“When people show you who they are, believe them.” – Maya Angelou
It seems simple, yes? Judge people by their behavior. The best predictor of future behavior is past behavior.
In my experience, people will continuously ignore evidence that they personally witness in order to preserve their illusions. Hell, I’m guilty of this myself – learning this lesson on a permanent basis has been one of the great challenges of my life.
Consider these examples:
- A woman is dating a man who is nice to her, but consistently treats service people like shit. The most likely cause? He’s a dick. But the woman won’t believe that – she’ll make excuses.
- A man’s mother consistently cuts him down and makes him feel small and worthless. The most likely cause? She’s a critical harpy. But the man won’t believe that – he’ll make excuses.
- A man occasionally gets drunk and smacks his wife around, but is otherwise a “decent guy.” The most likely cause? He’s a wife-beater. But his wife won’t believe that – she’ll make excuses.
- A work-mate never seems able to perform their own work, and is constantly asking their co-workers to do their work, or help them because it’s an emergency, or bail them out. The most likely cause? She’s incompetent, or lazy, or both. But the co-worker doesn’t believe that – he’ll make excuses.
Why do we refuse to see the evidence before our eyes? Are we so easily swayed by good intentions that we’ll ignore months or years of bad behavior on the simple word of the perpetrator that they’re really not like that or that they’re really trying to do better?
These people really are dicks, or critical harpies, or wife-beaters, or lazy incompetents.

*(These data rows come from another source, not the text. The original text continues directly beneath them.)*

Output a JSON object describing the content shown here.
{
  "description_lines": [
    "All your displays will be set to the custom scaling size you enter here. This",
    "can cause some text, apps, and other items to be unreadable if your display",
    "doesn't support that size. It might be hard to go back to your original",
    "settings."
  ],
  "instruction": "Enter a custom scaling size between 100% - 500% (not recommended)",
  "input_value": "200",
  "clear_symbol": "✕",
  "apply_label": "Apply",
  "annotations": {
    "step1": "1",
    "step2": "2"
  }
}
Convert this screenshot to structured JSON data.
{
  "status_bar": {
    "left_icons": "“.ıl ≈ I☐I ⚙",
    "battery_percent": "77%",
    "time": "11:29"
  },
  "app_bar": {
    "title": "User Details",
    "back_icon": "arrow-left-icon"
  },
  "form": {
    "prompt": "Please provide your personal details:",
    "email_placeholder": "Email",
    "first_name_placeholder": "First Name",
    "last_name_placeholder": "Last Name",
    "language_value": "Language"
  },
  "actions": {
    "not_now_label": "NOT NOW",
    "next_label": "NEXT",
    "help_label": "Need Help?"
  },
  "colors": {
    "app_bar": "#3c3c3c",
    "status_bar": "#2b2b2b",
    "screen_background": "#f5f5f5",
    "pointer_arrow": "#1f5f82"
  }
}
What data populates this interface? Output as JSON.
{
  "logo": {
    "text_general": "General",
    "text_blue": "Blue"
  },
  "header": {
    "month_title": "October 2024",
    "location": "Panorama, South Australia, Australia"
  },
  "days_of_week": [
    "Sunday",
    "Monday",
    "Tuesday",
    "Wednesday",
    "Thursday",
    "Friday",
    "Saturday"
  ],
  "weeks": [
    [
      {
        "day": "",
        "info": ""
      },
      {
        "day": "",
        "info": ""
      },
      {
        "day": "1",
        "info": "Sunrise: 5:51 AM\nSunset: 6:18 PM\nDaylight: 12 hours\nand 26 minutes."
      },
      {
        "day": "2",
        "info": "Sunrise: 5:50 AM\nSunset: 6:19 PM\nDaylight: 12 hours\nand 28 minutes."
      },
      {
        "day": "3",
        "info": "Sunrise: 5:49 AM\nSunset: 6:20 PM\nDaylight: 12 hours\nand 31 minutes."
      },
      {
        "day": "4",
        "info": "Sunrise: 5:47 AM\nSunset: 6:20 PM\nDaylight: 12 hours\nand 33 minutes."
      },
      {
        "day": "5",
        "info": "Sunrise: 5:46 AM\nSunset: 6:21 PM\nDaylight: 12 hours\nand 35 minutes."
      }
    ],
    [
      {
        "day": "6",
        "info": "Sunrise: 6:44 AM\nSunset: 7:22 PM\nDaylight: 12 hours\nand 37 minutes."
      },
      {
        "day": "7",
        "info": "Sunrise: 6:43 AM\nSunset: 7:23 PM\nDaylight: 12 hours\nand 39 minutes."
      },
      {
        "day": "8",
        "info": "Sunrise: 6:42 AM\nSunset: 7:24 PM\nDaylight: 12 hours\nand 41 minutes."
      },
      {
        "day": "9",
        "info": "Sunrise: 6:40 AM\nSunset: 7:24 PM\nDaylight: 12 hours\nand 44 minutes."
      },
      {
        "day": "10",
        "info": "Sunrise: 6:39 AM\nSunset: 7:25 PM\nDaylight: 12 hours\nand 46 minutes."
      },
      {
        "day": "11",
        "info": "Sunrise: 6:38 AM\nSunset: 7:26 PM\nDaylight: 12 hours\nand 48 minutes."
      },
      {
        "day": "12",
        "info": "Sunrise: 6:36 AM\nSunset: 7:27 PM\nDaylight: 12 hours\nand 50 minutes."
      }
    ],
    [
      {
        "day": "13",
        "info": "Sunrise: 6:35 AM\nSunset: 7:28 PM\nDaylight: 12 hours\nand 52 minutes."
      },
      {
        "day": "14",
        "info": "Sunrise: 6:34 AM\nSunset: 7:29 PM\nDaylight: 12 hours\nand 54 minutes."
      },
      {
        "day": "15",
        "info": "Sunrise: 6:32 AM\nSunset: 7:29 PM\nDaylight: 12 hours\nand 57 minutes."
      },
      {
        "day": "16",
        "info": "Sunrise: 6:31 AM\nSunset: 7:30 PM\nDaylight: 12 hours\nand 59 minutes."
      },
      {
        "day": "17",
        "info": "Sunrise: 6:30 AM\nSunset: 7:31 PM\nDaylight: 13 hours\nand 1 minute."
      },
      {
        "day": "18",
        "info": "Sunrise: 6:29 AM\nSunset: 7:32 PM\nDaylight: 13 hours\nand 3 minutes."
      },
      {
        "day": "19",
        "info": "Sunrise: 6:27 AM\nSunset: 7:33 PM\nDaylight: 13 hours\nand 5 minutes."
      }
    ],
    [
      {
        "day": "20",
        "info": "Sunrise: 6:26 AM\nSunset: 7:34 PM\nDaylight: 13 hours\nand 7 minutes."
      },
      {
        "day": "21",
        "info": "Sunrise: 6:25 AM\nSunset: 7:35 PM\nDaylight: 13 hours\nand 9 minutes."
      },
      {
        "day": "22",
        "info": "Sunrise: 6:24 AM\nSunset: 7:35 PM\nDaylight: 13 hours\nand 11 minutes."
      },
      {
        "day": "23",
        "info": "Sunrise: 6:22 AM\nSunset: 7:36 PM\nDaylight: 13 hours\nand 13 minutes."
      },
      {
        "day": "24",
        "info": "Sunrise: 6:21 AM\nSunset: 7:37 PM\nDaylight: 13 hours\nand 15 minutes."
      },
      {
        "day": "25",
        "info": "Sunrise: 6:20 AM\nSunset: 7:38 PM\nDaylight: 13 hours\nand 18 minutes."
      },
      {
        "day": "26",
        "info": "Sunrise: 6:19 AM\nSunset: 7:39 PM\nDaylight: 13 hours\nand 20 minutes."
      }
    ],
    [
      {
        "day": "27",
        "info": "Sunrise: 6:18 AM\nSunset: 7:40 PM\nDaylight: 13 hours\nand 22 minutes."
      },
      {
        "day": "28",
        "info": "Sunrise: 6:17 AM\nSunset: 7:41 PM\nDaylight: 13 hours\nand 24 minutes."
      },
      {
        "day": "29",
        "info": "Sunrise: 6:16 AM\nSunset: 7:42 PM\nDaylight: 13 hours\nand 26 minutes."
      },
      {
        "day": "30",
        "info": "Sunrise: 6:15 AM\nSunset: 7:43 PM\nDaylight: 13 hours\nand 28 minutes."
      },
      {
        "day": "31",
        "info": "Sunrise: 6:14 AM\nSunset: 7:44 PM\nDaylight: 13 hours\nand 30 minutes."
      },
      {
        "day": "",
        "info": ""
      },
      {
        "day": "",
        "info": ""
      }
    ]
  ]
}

If someone treats you unkindly, the most likely reason is because they’re unkind.
If someone tells a lie, the most likely reason is because they’re a liar.
If someone refuses to do their fair share of the work, the most likely reason is because they’re a lazy git.
They’re not going to change because they say they are. They’ll change when they’re damn good and ready, and not before. And they may not change at all.
I have a tendency to give people the benefit of the doubt. I give the benefit of the doubt long past the time when there is no more doubt. Maybe because I want to trust, I want to believe people are trying to do the right thing, I want to believe people are basically good. Seems a bit strange for a cynic like me. But it’s true.
I’m reminded of a quote from Batman Begins: “…it’s not who you are underneath, it’s what you do that defines you.”
Thanks for the articulate post hot chick! More fun and interesting posts at http://www.hotchicksdigsmartmen.com